MIKHAIL MALYSHEV Malyshev, known as Misha, left Citadel in February 2009 along with Jace Kohlmeier to form Teza Technologies. Citadel sued Malyshev and Kohlmeier in July 2009, claiming they violated their contractual noncompete clause. After discovering that Malyshev had used scrubbing software to erase files on his home computer even though he had been told not to, Judge Mary Rochford penalized him $1.1 million, payable to two Chicago charities. Rochford was unconvinced by Malyshev’s argument that he was only deleting pornography.
JULIO DePIETRO After 11 years working on convertible bonds, DePietro left Citadel in 2003 to become a filmmaker. He wrote and directed the 2009 feature The Good Guy, starring Anna Chlumsky, Alexis Bledel, and Andrew McCarthy. An excerpt from Roger Ebert’s review encapsulates the movie’s tepid reception: “Will you like ‘The Good Guy’? I think you might.”
The New York Times reported in October that Griffin was one of the attendees of a secretive conference in Aspen, Colorado, put on by Koch Industries, an energy and manufacturing company run by the libertarian billionaires Charles and David Koch. Politico says the purpose of the conference was to raise money for “the institutions that form the intellectual foundation—and, increasingly, the leading political edge—of the conservative movement.”
In November 2009, The Wall Street Journal reported that Griffin occasionally sends his driver to bring back milk shakes from LeDuc’s Frozen Custard in Wales, Wisconsin.

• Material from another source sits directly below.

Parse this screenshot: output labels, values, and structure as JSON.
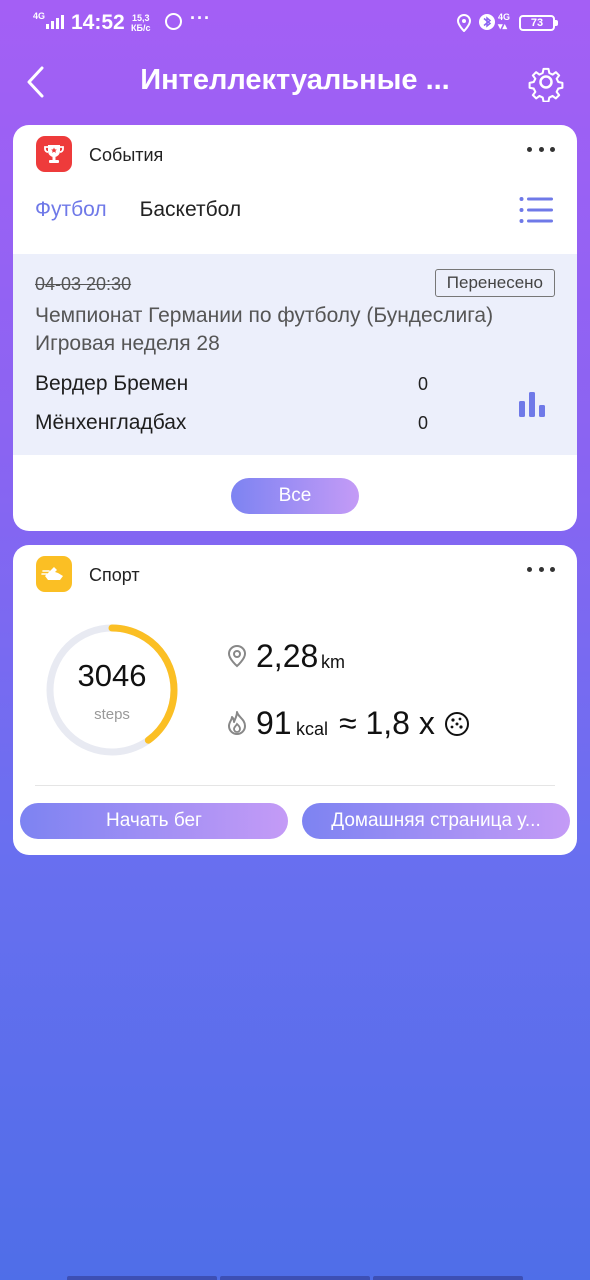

Portfolio reported in 2007 that during their courtship, Anne told Ken that she outgrew the impressionist movement as a teenager. Then she visited Ken’s apartment and saw his impressionist collection. The surprise became a running joke.
An article in the South Florida Sun-Sentinel in 1986 described the 17-year-old Griffin’s software distribution company, EDCOM, which sold discounted educational software to college professors. Griffin avoided revealing his age when buying and selling. “Do you think anyone would trust their product line to a 17-year-old kid?” he told the paper.
Photograph: Jim Shackton